The thrasher is a member of the destroyer class of ships. It boasts cruiser-class firepower on a frigate-sized hull, meaning that it is fast, agile, and surprisingly mean. The thrasher stands out among the destroyer class of ships because the projectile turret weapons that it uses are all about "alpha strike." Alpha strike is the idea that a gun front-loads damage, dealing it periodicially in big bursts of damage, rather than diffused over a period of time. Because the thrasher has such a great damage output for a ship of its size, it can surprise and even one-shot some ships, whose unwary pilots don't expect it to present such a threat.
Another factor that makes the thrasher so great is the ease with which it can be trained into. Next to frigates, destroyers are the easiest class of ships to train into, making them a great thing for new players that are tired of flying frigates all the time. And did I mention that the price tag is damn cheap, too? You don't need to worry about expensive tech two guns (though some players certainly do), expensive hull cost, or any of that.
This guide explains how to fly a thrasher in PvP with basic skills. It eschews a fitting setup that requires a lot of ISK or skill points, which is why it may disappoint more experienced players that for some reason are still putzing around in tech one hulls (that's right, I'm calling you out). I will explain my fitting decisions in such a way that new players will be able to understand my rationale and learn to better fit ships, themselves.
Why Fly The Thrasher
Another skill that makes the thrasher invaluable, under almost any circumstance, is that is has very high scan resolution, meaning that it can slap a warp disruptor on a target before it can escape.
Even escape pods can be tackled and shot, which is one of the most fun things that you can do. In larger battles, especially, there will be escape pods sitting around for long enough for you to one-volley them into oblivion. For older players, the loss of their clone can cost more than their ship. And if they had implants, well, that can tack on anywhere from a few million ISK to hundreds of millions of ISK, depending.
Another crazy thing that you can do is take out drones, with some rapidity, which is a good thing since drones are more likely to hurt you than most ships, as long as you're orbiting them at a close enough range. If you think you might do this, then group your turrets into two stacks of x4 and x3, respectively. That way you don't need to waste the entire volley on a single drone, and can split your fire between two drones at once.

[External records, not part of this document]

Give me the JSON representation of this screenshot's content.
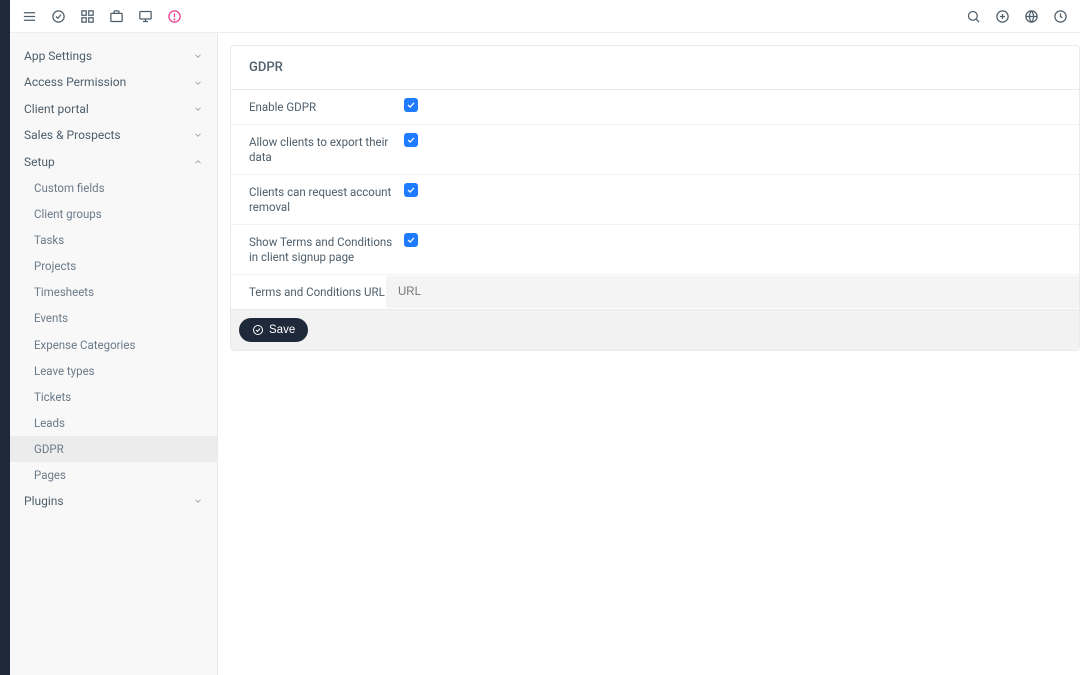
{
  "sidebar": {
    "sections": [
      {
        "label": "App Settings",
        "open": false
      },
      {
        "label": "Access Permission",
        "open": false
      },
      {
        "label": "Client portal",
        "open": false
      },
      {
        "label": "Sales & Prospects",
        "open": false
      },
      {
        "label": "Setup",
        "open": true
      },
      {
        "label": "Plugins",
        "open": false
      }
    ],
    "setup_items": [
      {
        "label": "Custom fields"
      },
      {
        "label": "Client groups"
      },
      {
        "label": "Tasks"
      },
      {
        "label": "Projects"
      },
      {
        "label": "Timesheets"
      },
      {
        "label": "Events"
      },
      {
        "label": "Expense Categories"
      },
      {
        "label": "Leave types"
      },
      {
        "label": "Tickets"
      },
      {
        "label": "Leads"
      },
      {
        "label": "GDPR",
        "active": true
      },
      {
        "label": "Pages"
      }
    ]
  },
  "page": {
    "title": "GDPR",
    "rows": [
      {
        "label": "Enable GDPR",
        "checked": true
      },
      {
        "label": "Allow clients to export their data",
        "checked": true
      },
      {
        "label": "Clients can request account removal",
        "checked": true
      },
      {
        "label": "Show Terms and Conditions in client signup page",
        "checked": true
      }
    ],
    "url_label": "Terms and Conditions URL",
    "url_placeholder": "URL",
    "url_value": "",
    "save_label": "Save"
  }
}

x7 250mm Light Artillery Cannon
Ammo: EMP S for short range, Fusion S for medium range, and Carbonized Lead S for long range.
Artillery is the long range option for projectile turrets. Because fitting things is terribly difficult during the earlier stages of the game, using the smaller options for weapons is generally a good idea. The 250mm version is the smallest artillery variety, which is ideal for new players who will not have Engineering, Electronics, Weapon Upgrades, or Advanced Weapon Upgrades trained to very high levels, if at all. Of course, you should get those skills up as quickly as possible, in order to get the most out of your ships.
There very likely won't be enough CPU for a Salvager I or other utility module in the last slot. C'est la vie.
If you are into upgrading your guns, you will need much better skills. You can use seven 280mm Howitzer Artillery I guns if you have Advanced Upgrades trained, and scale your other modules back so that they don't use as much power grid. This means that, among other things, you won't be able to fit a shield extender or have any kind of tank. For that reason I don't recommend it. Even frigate-sized ships should generally have at least a little breathing room in the hit point department.
A more recommended upgrade is to splurge on "named" or, eventually, tech two versions of your guns. This can triple or quadruple the total price of the ship, though.